*** Opening Task material ***
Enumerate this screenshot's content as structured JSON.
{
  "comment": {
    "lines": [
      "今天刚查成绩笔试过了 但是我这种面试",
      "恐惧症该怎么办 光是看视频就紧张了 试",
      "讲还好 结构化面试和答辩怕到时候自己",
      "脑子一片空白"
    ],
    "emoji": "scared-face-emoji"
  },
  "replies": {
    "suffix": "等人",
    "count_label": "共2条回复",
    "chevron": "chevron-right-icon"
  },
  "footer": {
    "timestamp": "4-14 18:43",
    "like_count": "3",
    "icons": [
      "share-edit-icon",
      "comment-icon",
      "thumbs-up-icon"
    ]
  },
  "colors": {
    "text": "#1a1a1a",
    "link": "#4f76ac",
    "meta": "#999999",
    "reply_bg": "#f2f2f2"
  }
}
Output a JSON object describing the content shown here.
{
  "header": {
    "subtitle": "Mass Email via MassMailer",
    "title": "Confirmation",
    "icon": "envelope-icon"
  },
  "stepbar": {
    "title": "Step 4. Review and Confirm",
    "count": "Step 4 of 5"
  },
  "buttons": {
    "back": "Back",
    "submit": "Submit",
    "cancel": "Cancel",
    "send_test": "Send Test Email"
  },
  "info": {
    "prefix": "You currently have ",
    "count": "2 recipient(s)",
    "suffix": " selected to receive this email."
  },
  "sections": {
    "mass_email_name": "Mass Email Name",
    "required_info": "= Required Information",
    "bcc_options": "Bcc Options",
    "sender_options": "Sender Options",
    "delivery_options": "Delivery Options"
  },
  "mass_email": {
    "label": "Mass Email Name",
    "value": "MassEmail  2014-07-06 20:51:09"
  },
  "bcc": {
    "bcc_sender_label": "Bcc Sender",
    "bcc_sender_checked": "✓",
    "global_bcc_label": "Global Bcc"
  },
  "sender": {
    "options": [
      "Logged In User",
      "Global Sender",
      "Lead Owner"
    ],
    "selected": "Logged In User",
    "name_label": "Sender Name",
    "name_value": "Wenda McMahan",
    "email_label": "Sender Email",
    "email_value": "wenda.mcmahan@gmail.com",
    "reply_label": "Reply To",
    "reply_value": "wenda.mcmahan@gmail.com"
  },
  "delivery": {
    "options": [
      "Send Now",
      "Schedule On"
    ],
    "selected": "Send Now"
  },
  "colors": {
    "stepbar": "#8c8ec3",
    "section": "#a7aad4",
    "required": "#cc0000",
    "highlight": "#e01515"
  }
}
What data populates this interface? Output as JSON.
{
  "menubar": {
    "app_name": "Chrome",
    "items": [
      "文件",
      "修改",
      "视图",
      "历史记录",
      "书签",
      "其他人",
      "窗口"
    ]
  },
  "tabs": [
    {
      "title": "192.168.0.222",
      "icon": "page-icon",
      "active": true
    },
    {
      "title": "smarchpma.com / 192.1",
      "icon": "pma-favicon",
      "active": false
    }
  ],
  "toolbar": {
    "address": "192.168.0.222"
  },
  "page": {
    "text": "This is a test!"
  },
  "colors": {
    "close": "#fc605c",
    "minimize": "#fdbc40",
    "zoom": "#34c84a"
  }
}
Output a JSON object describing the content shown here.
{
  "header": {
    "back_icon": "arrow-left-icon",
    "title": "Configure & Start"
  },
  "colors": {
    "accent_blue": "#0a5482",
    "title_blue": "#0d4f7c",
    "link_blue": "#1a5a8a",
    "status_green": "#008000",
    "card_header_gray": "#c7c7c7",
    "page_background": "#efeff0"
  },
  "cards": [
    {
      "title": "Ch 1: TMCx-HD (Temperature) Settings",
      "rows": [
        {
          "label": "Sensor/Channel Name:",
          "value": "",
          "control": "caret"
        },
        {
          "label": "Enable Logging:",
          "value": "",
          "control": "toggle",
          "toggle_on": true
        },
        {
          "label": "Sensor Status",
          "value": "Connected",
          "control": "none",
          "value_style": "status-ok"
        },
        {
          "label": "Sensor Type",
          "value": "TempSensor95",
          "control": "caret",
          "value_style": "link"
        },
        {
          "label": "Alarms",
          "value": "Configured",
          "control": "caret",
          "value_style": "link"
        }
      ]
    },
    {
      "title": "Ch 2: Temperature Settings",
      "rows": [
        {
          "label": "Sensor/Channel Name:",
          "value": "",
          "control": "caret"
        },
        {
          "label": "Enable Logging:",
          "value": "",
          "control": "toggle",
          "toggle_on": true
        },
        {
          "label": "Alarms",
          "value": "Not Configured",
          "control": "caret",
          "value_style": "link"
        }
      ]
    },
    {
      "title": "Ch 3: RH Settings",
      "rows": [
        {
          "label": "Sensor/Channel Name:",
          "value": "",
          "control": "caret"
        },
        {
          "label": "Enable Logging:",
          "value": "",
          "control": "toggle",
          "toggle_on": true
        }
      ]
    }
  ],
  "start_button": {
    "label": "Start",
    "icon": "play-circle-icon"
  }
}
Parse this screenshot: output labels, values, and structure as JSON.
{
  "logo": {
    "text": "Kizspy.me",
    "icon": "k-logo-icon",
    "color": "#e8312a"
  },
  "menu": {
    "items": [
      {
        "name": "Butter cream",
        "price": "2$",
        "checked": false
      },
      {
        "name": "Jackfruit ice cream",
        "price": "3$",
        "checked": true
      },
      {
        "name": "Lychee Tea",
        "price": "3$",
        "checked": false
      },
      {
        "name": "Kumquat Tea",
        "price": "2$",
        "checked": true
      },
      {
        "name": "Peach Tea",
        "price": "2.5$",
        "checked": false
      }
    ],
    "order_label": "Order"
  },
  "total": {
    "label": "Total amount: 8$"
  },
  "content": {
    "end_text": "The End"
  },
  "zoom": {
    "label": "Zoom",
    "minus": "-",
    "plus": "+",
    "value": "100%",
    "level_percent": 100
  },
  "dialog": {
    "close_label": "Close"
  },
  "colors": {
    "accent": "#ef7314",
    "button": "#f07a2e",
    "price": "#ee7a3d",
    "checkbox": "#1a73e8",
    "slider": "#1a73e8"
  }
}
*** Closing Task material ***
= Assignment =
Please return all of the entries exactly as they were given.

= Your response =
Enumerate this screenshot's content as structured JSON.
{
  "comment": {
    "lines": [
      "今天刚查成绩笔试过了 但是我这种面试",
      "恐惧症该怎么办 光是看视频就紧张了 试",
      "讲还好 结构化面试和答辩怕到时候自己",
      "脑子一片空白"
    ],
    "emoji": "scared-face-emoji"
  },
  "replies": {
    "suffix": "等人",
    "count_label": "共2条回复",
    "chevron": "chevron-right-icon"
  },
  "footer": {
    "timestamp": "4-14 18:43",
    "like_count": "3",
    "icons": [
      "share-edit-icon",
      "comment-icon",
      "thumbs-up-icon"
    ]
  },
  "colors": {
    "text": "#1a1a1a",
    "link": "#4f76ac",
    "meta": "#999999",
    "reply_bg": "#f2f2f2"
  }
}
Output a JSON object describing the content shown here.
{
  "header": {
    "subtitle": "Mass Email via MassMailer",
    "title": "Confirmation",
    "icon": "envelope-icon"
  },
  "stepbar": {
    "title": "Step 4. Review and Confirm",
    "count": "Step 4 of 5"
  },
  "buttons": {
    "back": "Back",
    "submit": "Submit",
    "cancel": "Cancel",
    "send_test": "Send Test Email"
  },
  "info": {
    "prefix": "You currently have ",
    "count": "2 recipient(s)",
    "suffix": " selected to receive this email."
  },
  "sections": {
    "mass_email_name": "Mass Email Name",
    "required_info": "= Required Information",
    "bcc_options": "Bcc Options",
    "sender_options": "Sender Options",
    "delivery_options": "Delivery Options"
  },
  "mass_email": {
    "label": "Mass Email Name",
    "value": "MassEmail  2014-07-06 20:51:09"
  },
  "bcc": {
    "bcc_sender_label": "Bcc Sender",
    "bcc_sender_checked": "✓",
    "global_bcc_label": "Global Bcc"
  },
  "sender": {
    "options": [
      "Logged In User",
      "Global Sender",
      "Lead Owner"
    ],
    "selected": "Logged In User",
    "name_label": "Sender Name",
    "name_value": "Wenda McMahan",
    "email_label": "Sender Email",
    "email_value": "wenda.mcmahan@gmail.com",
    "reply_label": "Reply To",
    "reply_value": "wenda.mcmahan@gmail.com"
  },
  "delivery": {
    "options": [
      "Send Now",
      "Schedule On"
    ],
    "selected": "Send Now"
  },
  "colors": {
    "stepbar": "#8c8ec3",
    "section": "#a7aad4",
    "required": "#cc0000",
    "highlight": "#e01515"
  }
}
What data populates this interface? Output as JSON.
{
  "menubar": {
    "app_name": "Chrome",
    "items": [
      "文件",
      "修改",
      "视图",
      "历史记录",
      "书签",
      "其他人",
      "窗口"
    ]
  },
  "tabs": [
    {
      "title": "192.168.0.222",
      "icon": "page-icon",
      "active": true
    },
    {
      "title": "smarchpma.com / 192.1",
      "icon": "pma-favicon",
      "active": false
    }
  ],
  "toolbar": {
    "address": "192.168.0.222"
  },
  "page": {
    "text": "This is a test!"
  },
  "colors": {
    "close": "#fc605c",
    "minimize": "#fdbc40",
    "zoom": "#34c84a"
  }
}
Output a JSON object describing the content shown here.
{
  "header": {
    "back_icon": "arrow-left-icon",
    "title": "Configure & Start"
  },
  "colors": {
    "accent_blue": "#0a5482",
    "title_blue": "#0d4f7c",
    "link_blue": "#1a5a8a",
    "status_green": "#008000",
    "card_header_gray": "#c7c7c7",
    "page_background": "#efeff0"
  },
  "cards": [
    {
      "title": "Ch 1: TMCx-HD (Temperature) Settings",
      "rows": [
        {
          "label": "Sensor/Channel Name:",
          "value": "",
          "control": "caret"
        },
        {
          "label": "Enable Logging:",
          "value": "",
          "control": "toggle",
          "toggle_on": true
        },
        {
          "label": "Sensor Status",
          "value": "Connected",
          "control": "none",
          "value_style": "status-ok"
        },
        {
          "label": "Sensor Type",
          "value": "TempSensor95",
          "control": "caret",
          "value_style": "link"
        },
        {
          "label": "Alarms",
          "value": "Configured",
          "control": "caret",
          "value_style": "link"
        }
      ]
    },
    {
      "title": "Ch 2: Temperature Settings",
      "rows": [
        {
          "label": "Sensor/Channel Name:",
          "value": "",
          "control": "caret"
        },
        {
          "label": "Enable Logging:",
          "value": "",
          "control": "toggle",
          "toggle_on": true
        },
        {
          "label": "Alarms",
          "value": "Not Configured",
          "control": "caret",
          "value_style": "link"
        }
      ]
    },
    {
      "title": "Ch 3: RH Settings",
      "rows": [
        {
          "label": "Sensor/Channel Name:",
          "value": "",
          "control": "caret"
        },
        {
          "label": "Enable Logging:",
          "value": "",
          "control": "toggle",
          "toggle_on": true
        }
      ]
    }
  ],
  "start_button": {
    "label": "Start",
    "icon": "play-circle-icon"
  }
}
Parse this screenshot: output labels, values, and structure as JSON.
{
  "logo": {
    "text": "Kizspy.me",
    "icon": "k-logo-icon",
    "color": "#e8312a"
  },
  "menu": {
    "items": [
      {
        "name": "Butter cream",
        "price": "2$",
        "checked": false
      },
      {
        "name": "Jackfruit ice cream",
        "price": "3$",
        "checked": true
      },
      {
        "name": "Lychee Tea",
        "price": "3$",
        "checked": false
      },
      {
        "name": "Kumquat Tea",
        "price": "2$",
        "checked": true
      },
      {
        "name": "Peach Tea",
        "price": "2.5$",
        "checked": false
      }
    ],
    "order_label": "Order"
  },
  "total": {
    "label": "Total amount: 8$"
  },
  "content": {
    "end_text": "The End"
  },
  "zoom": {
    "label": "Zoom",
    "minus": "-",
    "plus": "+",
    "value": "100%",
    "level_percent": 100
  },
  "dialog": {
    "close_label": "Close"
  },
  "colors": {
    "accent": "#ef7314",
    "button": "#f07a2e",
    "price": "#ee7a3d",
    "checkbox": "#1a73e8",
    "slider": "#1a73e8"
  }
}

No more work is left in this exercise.